The International Atomic Energy Agency has once again confirmed the peaceful nature of Iran’s nuclear energy program.
In an IAEA report issued on Friday, the agency reaffirmed that Iran’s nuclear program has never been diverted to nuclear weapons production, the Press TV correspondent in Vienna reported.
But the report still says Tehran must halt its uranium enrichment activities, as demanded by four United Nations Security Council resolutions.
Iran’s ambassador to the IAEA, Ali Asghar Soltanieh, stated that the demand is politically motivated, saying, “When all nuclear activities are accounted for and there is no diversion to military purposes… then what is the justification for referring to an old obsolete request of suspension.”
The report also claimed that Iran has not been abiding by some of its obligations, an allegation Iran strongly rejects.

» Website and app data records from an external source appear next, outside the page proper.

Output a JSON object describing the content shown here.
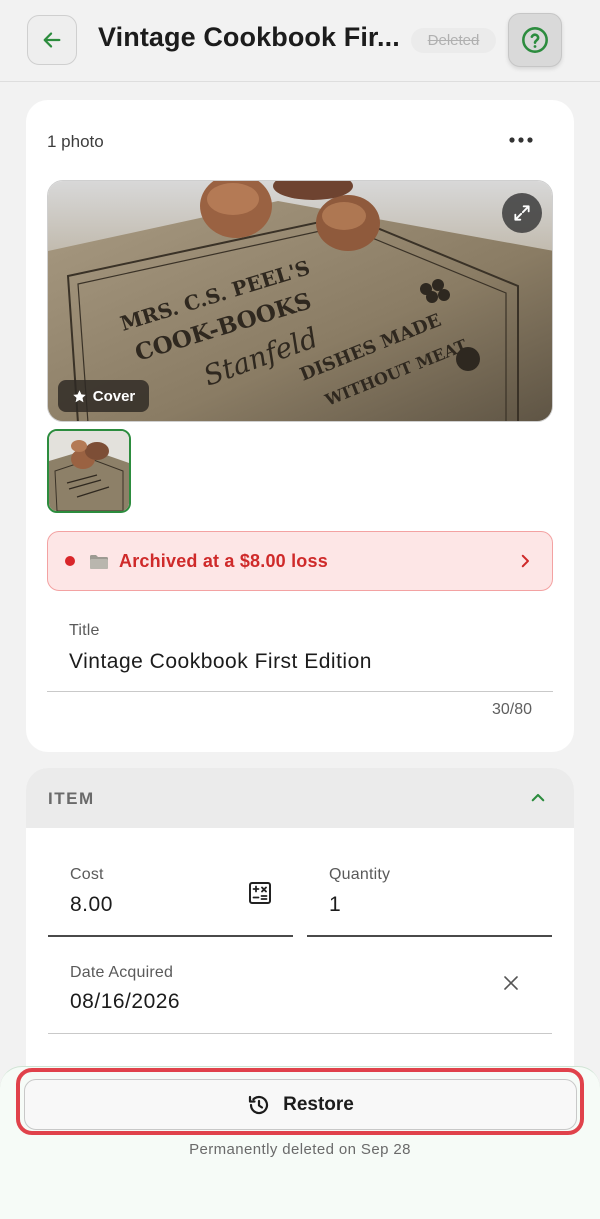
{
  "header": {
    "title": "Vintage Cookbook Fir...",
    "status_badge": "Deleted"
  },
  "photos": {
    "count_label": "1 photo",
    "cover_label": "Cover",
    "cover_text": [
      "MRS. C.S. PEEL'S",
      "COOK-BOOKS",
      "Stanfeld",
      "DISHES MADE",
      "WITHOUT MEAT"
    ]
  },
  "archive_banner": {
    "text": "Archived at a $8.00 loss"
  },
  "title_field": {
    "label": "Title",
    "value": "Vintage Cookbook First Edition",
    "counter": "30/80"
  },
  "item_section": {
    "header": "ITEM",
    "cost": {
      "label": "Cost",
      "value": "8.00"
    },
    "quantity": {
      "label": "Quantity",
      "value": "1"
    },
    "date_acquired": {
      "label": "Date Acquired",
      "value": "08/16/2026"
    }
  },
  "footer": {
    "restore_label": "Restore",
    "deleted_note": "Permanently deleted on Sep 28"
  },
  "colors": {
    "accent_green": "#2c8c3e",
    "danger_red": "#cf2a2a",
    "highlight_outline": "#e0424b"
  },
  "icons": [
    "arrow-left-icon",
    "help-circle-icon",
    "more-horizontal-icon",
    "expand-icon",
    "star-icon",
    "folder-icon",
    "chevron-right-icon",
    "chevron-up-icon",
    "calculator-icon",
    "close-icon",
    "restore-history-icon"
  ]
}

Soltanieh told Press TV that all nuclear activities in Iran are under the full-scope safeguards of the IAEA and that Tehran has been cooperating with the agency far beyond its legal obligations.

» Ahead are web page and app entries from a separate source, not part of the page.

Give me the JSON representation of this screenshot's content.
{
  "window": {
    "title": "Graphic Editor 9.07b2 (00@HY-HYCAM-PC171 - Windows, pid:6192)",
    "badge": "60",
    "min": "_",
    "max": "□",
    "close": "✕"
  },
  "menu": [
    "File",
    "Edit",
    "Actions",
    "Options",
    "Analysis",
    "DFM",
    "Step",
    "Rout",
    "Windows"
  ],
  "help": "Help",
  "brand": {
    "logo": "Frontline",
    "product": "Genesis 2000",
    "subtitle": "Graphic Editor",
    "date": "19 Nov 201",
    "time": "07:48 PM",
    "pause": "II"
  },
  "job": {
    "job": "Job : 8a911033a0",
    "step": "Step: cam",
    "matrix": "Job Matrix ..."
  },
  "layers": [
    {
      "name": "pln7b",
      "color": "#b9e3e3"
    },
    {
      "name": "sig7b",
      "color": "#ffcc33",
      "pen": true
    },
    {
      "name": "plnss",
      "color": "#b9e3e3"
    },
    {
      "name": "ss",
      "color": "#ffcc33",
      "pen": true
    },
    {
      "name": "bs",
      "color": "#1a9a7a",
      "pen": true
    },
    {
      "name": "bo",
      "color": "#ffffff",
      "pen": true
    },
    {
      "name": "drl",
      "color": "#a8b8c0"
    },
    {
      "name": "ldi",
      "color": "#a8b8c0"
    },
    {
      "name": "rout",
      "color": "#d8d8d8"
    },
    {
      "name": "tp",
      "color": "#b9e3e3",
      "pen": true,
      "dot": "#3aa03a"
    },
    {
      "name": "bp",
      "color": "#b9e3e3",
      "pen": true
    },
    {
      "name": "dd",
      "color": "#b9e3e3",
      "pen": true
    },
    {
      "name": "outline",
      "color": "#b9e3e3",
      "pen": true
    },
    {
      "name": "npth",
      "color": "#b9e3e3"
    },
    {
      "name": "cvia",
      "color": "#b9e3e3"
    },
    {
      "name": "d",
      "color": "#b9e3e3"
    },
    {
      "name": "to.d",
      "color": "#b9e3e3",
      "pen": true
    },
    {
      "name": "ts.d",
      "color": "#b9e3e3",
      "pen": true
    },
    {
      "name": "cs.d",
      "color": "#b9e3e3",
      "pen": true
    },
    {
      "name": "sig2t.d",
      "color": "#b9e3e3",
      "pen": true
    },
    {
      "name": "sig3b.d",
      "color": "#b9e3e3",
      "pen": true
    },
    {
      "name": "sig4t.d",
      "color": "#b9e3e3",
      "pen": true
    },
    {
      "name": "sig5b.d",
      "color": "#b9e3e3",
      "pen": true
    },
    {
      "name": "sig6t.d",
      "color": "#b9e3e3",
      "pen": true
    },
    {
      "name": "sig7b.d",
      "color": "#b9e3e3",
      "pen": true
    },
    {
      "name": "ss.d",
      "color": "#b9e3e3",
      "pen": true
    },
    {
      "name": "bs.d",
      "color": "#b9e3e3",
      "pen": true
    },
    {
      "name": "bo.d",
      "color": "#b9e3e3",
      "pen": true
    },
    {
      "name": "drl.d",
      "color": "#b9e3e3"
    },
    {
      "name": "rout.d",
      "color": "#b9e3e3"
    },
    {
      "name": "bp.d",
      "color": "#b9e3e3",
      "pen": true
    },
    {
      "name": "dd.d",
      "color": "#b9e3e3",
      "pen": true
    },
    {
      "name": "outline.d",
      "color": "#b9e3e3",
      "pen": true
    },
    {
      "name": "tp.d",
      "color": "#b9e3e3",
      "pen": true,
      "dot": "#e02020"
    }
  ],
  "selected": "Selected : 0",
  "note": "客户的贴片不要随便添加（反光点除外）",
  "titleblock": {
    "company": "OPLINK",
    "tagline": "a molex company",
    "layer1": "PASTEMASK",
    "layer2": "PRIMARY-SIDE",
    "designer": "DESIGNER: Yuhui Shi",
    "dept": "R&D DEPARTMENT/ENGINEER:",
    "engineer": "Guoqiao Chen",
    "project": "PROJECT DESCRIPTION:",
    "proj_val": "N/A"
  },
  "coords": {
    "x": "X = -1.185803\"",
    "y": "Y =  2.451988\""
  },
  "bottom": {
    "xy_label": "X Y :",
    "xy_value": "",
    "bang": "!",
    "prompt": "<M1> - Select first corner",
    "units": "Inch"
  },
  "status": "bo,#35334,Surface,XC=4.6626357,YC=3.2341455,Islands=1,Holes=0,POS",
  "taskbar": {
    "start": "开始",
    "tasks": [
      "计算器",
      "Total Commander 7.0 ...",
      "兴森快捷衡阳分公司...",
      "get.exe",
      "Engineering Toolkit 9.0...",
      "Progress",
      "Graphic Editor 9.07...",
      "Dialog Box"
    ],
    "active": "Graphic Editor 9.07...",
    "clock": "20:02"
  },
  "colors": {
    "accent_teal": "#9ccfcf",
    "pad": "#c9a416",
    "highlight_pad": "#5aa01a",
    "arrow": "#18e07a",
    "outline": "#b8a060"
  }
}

“The report is on the implementation of safeguards in Iran and therefore those parts referring to other things, like the Security Council or the Additional Protocol, are beyond the mandate of such a report,” the Iranian envoy said.
The report also maintains that Iran’s nuclear facilities have not been affected by the Stuxnet computer virus since the country’s production of low-enriched uranium is higher than it was last fall.

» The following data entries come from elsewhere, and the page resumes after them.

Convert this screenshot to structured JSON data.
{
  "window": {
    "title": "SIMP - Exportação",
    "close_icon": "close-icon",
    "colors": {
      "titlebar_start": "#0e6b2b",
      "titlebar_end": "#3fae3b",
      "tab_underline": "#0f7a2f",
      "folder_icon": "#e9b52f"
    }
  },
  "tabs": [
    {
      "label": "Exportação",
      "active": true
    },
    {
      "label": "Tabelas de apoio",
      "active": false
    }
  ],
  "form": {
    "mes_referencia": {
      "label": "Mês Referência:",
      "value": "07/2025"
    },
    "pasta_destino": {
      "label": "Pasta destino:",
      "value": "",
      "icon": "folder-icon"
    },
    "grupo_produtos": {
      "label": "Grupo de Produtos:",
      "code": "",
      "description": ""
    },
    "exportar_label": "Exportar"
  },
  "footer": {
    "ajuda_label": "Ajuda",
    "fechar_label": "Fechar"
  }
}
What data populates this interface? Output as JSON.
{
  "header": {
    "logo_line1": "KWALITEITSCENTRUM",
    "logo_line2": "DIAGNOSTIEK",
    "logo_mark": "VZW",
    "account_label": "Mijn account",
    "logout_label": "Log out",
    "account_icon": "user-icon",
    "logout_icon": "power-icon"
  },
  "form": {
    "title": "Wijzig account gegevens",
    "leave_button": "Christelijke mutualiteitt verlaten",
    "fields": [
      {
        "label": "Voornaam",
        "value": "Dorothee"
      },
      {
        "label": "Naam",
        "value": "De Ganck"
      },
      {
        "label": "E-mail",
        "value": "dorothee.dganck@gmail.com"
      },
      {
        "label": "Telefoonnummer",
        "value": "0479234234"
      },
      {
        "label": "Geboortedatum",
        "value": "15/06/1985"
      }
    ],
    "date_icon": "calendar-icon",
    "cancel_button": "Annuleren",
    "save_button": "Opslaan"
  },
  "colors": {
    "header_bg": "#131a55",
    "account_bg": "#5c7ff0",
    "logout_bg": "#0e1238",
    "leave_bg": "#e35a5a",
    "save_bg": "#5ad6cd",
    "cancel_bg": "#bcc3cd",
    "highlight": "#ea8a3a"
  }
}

In July 2010, media reports claimed that Stuxnet had targeted industrial computers around the globe, with Iran being the main target of the attack. They said the Bushehr nuclear power plant was at the center of the cyber attack.
The document, prepared by IAEA Director General Yukiya Amano, is a prelude to the upcoming IAEA Board of Governors meeting, which opens on March 7.
On June 9, 2010, the UN ratified a US-engineered resolution imposing new sanctions on Iran over the allegations that Tehran is concealing a clandestine nuclear weapons program.
Tehran has vehemently rejected the allegations of diversion, saying it needs nuclear energy to meet its growing domestic demand for electricity and to provide fuel for the Tehran research reactor, which produces medical isotopes for cancer treatment.
Iran is a signatory to the nuclear Non-Proliferation Treaty and thus has the right to enrich uranium to produce fuel.
80% of report confirms Iran’s cooperation with IAEA
Soltanieh also told the Mehr News Agency on Saturday that 80 percent of the report confirms that Iran is cooperating with the IAEA.
“For the 26th time, the IAEA confirmed that there is no diversion in Iran’s nuclear program,” he stated, adding that the good point about the IAEA report is that it is comprised of two parts.
“Over the past eight years… this is the first time that the format of the report of the IAEA director general has changed and the report is comprised of two parts. One part is devoted to Iran’s commitments under the nuclear Non-Proliferation Treaty and shows that Iran’s (nuclear) activities… are under the safeguards agreement,” he said.
“The second part contains the requirements stated by Amano based on the UN sanctions resolution, while we… have many times proved that the sanctions lack legal weight and must not be implemented,” Soltanieh added.
Soltanieh also stated that the report says Iran is not reprocessing plutonium, but the latest UN sanctions resolution requires Iran to halt the reprocessing of plutonium and this indicates that the UN sanctions resolution is contradictory.